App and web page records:
▼
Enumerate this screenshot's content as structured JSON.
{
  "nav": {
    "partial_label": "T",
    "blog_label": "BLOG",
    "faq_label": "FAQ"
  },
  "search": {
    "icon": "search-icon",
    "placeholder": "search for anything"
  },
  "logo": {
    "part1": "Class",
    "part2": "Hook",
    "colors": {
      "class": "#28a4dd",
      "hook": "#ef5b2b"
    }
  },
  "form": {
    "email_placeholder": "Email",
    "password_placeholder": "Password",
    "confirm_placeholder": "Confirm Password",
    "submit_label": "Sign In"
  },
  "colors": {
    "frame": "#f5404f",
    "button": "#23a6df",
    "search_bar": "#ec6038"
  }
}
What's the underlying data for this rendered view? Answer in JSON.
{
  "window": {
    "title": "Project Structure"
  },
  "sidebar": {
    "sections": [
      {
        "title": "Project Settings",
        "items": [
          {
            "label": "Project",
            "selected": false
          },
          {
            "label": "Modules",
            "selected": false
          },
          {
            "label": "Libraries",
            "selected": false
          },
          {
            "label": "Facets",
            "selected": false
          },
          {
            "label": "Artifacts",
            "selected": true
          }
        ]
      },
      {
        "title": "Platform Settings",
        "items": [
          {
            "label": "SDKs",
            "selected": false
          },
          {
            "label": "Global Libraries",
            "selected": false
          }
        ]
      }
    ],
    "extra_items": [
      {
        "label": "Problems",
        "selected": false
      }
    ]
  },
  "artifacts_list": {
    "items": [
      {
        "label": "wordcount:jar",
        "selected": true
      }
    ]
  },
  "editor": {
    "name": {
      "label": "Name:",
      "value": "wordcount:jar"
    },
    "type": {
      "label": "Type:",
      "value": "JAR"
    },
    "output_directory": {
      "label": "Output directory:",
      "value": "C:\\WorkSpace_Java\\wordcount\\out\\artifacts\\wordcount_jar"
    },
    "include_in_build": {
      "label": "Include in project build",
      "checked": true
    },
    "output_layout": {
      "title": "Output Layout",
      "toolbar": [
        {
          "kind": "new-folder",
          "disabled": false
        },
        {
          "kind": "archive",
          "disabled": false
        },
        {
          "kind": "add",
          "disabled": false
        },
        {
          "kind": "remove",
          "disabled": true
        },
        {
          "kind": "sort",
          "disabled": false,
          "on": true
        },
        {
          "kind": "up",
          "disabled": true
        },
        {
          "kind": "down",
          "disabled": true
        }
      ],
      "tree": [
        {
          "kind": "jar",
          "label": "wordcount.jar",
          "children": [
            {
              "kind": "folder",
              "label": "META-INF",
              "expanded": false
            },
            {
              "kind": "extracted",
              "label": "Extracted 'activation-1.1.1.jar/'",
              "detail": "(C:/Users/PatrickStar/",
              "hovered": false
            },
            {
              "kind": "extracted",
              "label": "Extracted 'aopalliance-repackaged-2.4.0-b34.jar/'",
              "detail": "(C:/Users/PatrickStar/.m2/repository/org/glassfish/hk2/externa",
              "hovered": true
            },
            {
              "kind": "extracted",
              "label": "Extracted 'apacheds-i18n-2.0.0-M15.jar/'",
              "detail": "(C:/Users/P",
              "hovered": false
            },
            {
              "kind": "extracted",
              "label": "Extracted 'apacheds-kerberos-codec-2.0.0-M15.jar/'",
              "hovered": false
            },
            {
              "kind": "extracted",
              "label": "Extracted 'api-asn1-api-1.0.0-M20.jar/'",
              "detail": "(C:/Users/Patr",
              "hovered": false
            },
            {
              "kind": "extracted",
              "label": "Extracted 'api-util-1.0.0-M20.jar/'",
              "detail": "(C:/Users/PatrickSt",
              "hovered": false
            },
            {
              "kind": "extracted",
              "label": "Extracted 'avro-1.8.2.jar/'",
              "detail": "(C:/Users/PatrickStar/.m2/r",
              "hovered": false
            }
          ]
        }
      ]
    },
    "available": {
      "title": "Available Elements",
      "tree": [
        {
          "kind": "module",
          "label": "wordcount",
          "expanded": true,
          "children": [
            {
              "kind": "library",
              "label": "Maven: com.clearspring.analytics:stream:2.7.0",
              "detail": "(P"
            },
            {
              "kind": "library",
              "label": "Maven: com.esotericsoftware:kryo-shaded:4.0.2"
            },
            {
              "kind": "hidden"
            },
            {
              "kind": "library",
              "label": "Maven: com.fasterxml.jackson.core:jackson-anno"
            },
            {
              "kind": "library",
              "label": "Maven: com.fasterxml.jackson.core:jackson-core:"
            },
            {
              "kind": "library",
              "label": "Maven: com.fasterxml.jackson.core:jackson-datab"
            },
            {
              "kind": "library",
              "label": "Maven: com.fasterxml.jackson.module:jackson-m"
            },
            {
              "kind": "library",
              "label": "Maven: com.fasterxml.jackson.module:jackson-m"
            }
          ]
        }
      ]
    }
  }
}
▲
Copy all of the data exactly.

Enumerate this screenshot's content as structured JSON.
{
  "nav": {
    "partial_label": "T",
    "blog_label": "BLOG",
    "faq_label": "FAQ"
  },
  "search": {
    "icon": "search-icon",
    "placeholder": "search for anything"
  },
  "logo": {
    "part1": "Class",
    "part2": "Hook",
    "colors": {
      "class": "#28a4dd",
      "hook": "#ef5b2b"
    }
  },
  "form": {
    "email_placeholder": "Email",
    "password_placeholder": "Password",
    "confirm_placeholder": "Confirm Password",
    "submit_label": "Sign In"
  },
  "colors": {
    "frame": "#f5404f",
    "button": "#23a6df",
    "search_bar": "#ec6038"
  }
}
What's the underlying data for this rendered view? Answer in JSON.
{
  "window": {
    "title": "Project Structure"
  },
  "sidebar": {
    "sections": [
      {
        "title": "Project Settings",
        "items": [
          {
            "label": "Project",
            "selected": false
          },
          {
            "label": "Modules",
            "selected": false
          },
          {
            "label": "Libraries",
            "selected": false
          },
          {
            "label": "Facets",
            "selected": false
          },
          {
            "label": "Artifacts",
            "selected": true
          }
        ]
      },
      {
        "title": "Platform Settings",
        "items": [
          {
            "label": "SDKs",
            "selected": false
          },
          {
            "label": "Global Libraries",
            "selected": false
          }
        ]
      }
    ],
    "extra_items": [
      {
        "label": "Problems",
        "selected": false
      }
    ]
  },
  "artifacts_list": {
    "items": [
      {
        "label": "wordcount:jar",
        "selected": true
      }
    ]
  },
  "editor": {
    "name": {
      "label": "Name:",
      "value": "wordcount:jar"
    },
    "type": {
      "label": "Type:",
      "value": "JAR"
    },
    "output_directory": {
      "label": "Output directory:",
      "value": "C:\\WorkSpace_Java\\wordcount\\out\\artifacts\\wordcount_jar"
    },
    "include_in_build": {
      "label": "Include in project build",
      "checked": true
    },
    "output_layout": {
      "title": "Output Layout",
      "toolbar": [
        {
          "kind": "new-folder",
          "disabled": false
        },
        {
          "kind": "archive",
          "disabled": false
        },
        {
          "kind": "add",
          "disabled": false
        },
        {
          "kind": "remove",
          "disabled": true
        },
        {
          "kind": "sort",
          "disabled": false,
          "on": true
        },
        {
          "kind": "up",
          "disabled": true
        },
        {
          "kind": "down",
          "disabled": true
        }
      ],
      "tree": [
        {
          "kind": "jar",
          "label": "wordcount.jar",
          "children": [
            {
              "kind": "folder",
              "label": "META-INF",
              "expanded": false
            },
            {
              "kind": "extracted",
              "label": "Extracted 'activation-1.1.1.jar/'",
              "detail": "(C:/Users/PatrickStar/",
              "hovered": false
            },
            {
              "kind": "extracted",
              "label": "Extracted 'aopalliance-repackaged-2.4.0-b34.jar/'",
              "detail": "(C:/Users/PatrickStar/.m2/repository/org/glassfish/hk2/externa",
              "hovered": true
            },
            {
              "kind": "extracted",
              "label": "Extracted 'apacheds-i18n-2.0.0-M15.jar/'",
              "detail": "(C:/Users/P",
              "hovered": false
            },
            {
              "kind": "extracted",
              "label": "Extracted 'apacheds-kerberos-codec-2.0.0-M15.jar/'",
              "hovered": false
            },
            {
              "kind": "extracted",
              "label": "Extracted 'api-asn1-api-1.0.0-M20.jar/'",
              "detail": "(C:/Users/Patr",
              "hovered": false
            },
            {
              "kind": "extracted",
              "label": "Extracted 'api-util-1.0.0-M20.jar/'",
              "detail": "(C:/Users/PatrickSt",
              "hovered": false
            },
            {
              "kind": "extracted",
              "label": "Extracted 'avro-1.8.2.jar/'",
              "detail": "(C:/Users/PatrickStar/.m2/r",
              "hovered": false
            }
          ]
        }
      ]
    },
    "available": {
      "title": "Available Elements",
      "tree": [
        {
          "kind": "module",
          "label": "wordcount",
          "expanded": true,
          "children": [
            {
              "kind": "library",
              "label": "Maven: com.clearspring.analytics:stream:2.7.0",
              "detail": "(P"
            },
            {
              "kind": "library",
              "label": "Maven: com.esotericsoftware:kryo-shaded:4.0.2"
            },
            {
              "kind": "hidden"
            },
            {
              "kind": "library",
              "label": "Maven: com.fasterxml.jackson.core:jackson-anno"
            },
            {
              "kind": "library",
              "label": "Maven: com.fasterxml.jackson.core:jackson-core:"
            },
            {
              "kind": "library",
              "label": "Maven: com.fasterxml.jackson.core:jackson-datab"
            },
            {
              "kind": "library",
              "label": "Maven: com.fasterxml.jackson.module:jackson-m"
            },
            {
              "kind": "library",
              "label": "Maven: com.fasterxml.jackson.module:jackson-m"
            }
          ]
        }
      ]
    }
  }
}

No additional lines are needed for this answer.